YOUR OBJECTIVE -
Check each line below for the word "from". Then give only how many lines have it.
------ MATERIAL PROVIDED ------
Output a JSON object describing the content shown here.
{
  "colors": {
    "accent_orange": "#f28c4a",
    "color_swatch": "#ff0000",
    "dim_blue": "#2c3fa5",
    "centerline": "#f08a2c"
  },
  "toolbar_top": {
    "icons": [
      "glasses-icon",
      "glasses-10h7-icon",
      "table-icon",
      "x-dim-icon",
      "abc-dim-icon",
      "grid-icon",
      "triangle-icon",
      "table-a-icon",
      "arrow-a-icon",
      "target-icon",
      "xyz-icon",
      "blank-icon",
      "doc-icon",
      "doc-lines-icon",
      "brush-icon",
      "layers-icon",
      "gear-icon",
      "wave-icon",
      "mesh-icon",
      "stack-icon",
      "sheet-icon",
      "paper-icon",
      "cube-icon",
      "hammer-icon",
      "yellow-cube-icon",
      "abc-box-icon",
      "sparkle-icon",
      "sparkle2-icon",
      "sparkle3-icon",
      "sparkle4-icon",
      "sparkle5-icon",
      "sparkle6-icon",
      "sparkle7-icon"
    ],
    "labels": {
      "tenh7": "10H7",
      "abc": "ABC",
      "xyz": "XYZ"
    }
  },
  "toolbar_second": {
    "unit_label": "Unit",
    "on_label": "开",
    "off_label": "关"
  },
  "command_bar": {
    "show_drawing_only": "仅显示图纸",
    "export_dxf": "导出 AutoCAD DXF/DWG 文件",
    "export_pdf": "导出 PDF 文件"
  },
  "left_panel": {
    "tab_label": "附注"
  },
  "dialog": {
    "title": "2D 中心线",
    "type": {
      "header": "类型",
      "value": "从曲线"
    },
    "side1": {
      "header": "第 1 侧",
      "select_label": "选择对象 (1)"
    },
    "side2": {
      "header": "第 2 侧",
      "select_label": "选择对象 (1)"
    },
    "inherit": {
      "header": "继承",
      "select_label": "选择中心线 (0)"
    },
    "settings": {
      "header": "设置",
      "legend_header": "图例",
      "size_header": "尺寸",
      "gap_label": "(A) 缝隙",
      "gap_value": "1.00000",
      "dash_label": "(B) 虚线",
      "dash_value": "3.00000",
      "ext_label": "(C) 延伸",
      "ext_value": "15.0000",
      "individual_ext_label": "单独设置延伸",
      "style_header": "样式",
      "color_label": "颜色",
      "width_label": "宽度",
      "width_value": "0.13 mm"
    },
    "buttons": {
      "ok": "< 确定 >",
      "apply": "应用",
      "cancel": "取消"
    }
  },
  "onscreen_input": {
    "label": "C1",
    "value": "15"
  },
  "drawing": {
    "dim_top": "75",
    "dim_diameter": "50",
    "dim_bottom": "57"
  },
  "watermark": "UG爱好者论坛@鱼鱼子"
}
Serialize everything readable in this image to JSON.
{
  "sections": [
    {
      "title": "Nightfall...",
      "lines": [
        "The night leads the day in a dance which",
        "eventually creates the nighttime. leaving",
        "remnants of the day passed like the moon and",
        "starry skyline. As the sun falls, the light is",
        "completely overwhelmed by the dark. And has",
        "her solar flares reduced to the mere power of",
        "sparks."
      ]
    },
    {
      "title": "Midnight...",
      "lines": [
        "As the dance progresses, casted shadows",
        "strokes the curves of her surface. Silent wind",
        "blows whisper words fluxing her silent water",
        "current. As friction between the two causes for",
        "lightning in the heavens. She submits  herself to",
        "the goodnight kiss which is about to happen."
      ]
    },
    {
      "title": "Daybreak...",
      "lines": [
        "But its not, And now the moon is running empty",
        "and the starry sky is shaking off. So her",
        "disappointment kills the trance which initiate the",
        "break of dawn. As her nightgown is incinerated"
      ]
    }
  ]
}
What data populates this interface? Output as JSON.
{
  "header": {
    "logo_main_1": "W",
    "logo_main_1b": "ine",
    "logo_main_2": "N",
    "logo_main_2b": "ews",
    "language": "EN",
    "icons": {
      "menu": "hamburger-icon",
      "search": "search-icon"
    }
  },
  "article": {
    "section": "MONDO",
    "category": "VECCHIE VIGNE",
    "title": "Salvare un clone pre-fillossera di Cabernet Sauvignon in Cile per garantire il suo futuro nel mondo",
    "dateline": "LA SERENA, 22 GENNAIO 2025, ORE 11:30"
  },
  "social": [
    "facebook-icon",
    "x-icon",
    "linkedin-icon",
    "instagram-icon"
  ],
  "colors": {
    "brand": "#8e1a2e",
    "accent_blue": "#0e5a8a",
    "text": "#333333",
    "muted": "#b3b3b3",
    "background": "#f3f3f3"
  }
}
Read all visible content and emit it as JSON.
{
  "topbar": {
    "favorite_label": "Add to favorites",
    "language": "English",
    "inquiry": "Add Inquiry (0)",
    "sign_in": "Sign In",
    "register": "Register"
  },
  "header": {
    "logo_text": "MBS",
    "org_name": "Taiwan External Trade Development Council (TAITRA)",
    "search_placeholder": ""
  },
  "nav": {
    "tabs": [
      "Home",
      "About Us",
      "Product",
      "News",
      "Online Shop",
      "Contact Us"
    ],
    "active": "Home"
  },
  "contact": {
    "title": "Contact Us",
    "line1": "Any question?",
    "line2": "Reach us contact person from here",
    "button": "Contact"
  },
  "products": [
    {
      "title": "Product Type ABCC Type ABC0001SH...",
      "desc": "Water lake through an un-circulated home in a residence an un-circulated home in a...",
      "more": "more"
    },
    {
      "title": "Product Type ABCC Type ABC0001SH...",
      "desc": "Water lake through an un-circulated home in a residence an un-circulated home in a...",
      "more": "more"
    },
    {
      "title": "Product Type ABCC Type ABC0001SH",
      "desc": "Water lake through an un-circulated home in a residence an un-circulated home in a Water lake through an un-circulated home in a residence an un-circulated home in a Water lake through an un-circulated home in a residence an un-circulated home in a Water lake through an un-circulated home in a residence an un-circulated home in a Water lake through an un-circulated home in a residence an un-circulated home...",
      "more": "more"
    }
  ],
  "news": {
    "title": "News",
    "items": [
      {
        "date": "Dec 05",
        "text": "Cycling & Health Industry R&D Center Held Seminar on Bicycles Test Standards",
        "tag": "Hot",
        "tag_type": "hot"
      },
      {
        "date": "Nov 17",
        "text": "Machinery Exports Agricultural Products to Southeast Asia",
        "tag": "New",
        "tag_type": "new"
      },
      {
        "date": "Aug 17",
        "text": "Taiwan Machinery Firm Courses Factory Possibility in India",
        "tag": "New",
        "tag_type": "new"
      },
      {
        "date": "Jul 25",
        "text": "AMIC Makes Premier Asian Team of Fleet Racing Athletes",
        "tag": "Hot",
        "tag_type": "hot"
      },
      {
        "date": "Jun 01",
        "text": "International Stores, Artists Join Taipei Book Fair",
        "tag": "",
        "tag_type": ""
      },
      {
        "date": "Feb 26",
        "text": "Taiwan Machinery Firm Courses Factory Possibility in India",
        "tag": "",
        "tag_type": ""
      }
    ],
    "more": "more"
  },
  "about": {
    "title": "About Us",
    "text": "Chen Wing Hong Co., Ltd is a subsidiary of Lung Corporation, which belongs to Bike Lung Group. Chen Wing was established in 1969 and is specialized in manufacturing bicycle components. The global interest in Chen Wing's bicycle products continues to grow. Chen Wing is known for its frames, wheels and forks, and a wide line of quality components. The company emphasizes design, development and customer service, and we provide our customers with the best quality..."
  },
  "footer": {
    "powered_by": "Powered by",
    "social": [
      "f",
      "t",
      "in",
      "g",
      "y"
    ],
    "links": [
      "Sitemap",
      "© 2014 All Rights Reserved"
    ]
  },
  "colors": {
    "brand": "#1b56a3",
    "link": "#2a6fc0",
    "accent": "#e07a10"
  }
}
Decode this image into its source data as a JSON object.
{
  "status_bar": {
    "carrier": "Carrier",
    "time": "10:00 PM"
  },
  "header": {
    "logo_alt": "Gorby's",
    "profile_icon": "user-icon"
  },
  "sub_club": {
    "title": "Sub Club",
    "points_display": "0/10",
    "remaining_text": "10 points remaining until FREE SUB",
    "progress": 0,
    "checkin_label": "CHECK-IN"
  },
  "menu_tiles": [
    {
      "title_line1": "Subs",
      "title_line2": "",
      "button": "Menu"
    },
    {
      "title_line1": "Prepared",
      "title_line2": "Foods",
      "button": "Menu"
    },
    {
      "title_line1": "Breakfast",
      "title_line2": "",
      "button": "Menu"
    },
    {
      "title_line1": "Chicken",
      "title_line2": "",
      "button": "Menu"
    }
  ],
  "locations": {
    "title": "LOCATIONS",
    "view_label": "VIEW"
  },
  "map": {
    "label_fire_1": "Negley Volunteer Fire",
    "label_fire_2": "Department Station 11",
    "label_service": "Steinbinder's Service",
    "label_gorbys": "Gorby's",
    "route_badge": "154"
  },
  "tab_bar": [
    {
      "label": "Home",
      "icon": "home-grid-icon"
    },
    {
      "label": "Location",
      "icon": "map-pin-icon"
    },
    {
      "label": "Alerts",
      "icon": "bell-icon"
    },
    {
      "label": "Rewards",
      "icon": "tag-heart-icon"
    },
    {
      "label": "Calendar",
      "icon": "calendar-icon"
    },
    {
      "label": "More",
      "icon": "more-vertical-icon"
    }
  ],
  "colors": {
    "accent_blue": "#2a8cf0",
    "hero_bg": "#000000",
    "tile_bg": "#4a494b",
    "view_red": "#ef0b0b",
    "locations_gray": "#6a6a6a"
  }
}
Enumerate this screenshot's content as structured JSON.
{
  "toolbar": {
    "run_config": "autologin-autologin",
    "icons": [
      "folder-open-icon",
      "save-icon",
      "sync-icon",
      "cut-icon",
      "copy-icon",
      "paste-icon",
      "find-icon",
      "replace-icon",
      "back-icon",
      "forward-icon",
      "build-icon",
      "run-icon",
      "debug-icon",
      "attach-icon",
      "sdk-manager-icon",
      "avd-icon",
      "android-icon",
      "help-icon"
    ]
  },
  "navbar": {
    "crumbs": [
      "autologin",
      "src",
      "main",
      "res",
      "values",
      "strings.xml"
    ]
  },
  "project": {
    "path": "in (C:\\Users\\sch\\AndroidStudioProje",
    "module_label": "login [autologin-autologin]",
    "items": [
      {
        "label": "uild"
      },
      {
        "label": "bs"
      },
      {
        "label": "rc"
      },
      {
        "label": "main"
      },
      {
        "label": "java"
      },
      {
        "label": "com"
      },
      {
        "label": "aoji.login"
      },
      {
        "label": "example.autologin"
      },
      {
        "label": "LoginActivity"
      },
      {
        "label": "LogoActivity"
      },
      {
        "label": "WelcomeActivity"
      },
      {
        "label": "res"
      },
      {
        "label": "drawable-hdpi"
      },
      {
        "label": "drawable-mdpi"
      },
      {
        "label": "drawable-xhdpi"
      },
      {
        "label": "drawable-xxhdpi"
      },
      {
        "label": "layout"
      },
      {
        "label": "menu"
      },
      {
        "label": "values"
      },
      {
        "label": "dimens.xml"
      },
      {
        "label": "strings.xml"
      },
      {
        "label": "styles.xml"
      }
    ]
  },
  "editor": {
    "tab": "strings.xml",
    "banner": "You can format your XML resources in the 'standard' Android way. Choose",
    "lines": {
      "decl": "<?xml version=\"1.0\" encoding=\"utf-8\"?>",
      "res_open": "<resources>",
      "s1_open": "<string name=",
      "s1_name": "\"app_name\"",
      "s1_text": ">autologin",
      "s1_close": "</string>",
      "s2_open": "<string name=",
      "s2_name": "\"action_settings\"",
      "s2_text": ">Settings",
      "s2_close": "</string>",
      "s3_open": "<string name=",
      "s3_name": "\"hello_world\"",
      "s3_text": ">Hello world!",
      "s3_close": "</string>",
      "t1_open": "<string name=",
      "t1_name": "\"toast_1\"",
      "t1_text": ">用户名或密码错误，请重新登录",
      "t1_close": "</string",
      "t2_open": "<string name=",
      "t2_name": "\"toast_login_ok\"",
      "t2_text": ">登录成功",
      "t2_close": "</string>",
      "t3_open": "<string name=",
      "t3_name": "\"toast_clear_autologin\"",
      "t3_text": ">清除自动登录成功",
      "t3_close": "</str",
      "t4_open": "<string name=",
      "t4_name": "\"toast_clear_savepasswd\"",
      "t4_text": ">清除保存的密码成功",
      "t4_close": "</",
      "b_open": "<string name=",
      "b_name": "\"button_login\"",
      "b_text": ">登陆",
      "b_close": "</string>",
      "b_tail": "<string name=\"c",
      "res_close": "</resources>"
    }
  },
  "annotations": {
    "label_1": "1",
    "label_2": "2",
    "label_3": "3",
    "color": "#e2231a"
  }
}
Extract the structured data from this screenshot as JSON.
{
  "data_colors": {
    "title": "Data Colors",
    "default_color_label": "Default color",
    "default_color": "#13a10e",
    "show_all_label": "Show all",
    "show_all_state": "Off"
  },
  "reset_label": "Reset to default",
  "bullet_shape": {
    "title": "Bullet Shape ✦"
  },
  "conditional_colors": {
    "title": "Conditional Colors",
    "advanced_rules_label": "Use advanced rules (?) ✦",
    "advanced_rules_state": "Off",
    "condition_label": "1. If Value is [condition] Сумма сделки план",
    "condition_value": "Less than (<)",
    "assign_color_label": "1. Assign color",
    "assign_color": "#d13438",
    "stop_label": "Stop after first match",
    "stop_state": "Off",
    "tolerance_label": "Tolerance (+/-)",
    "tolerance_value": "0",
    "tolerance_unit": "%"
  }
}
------
RESPONSE -
2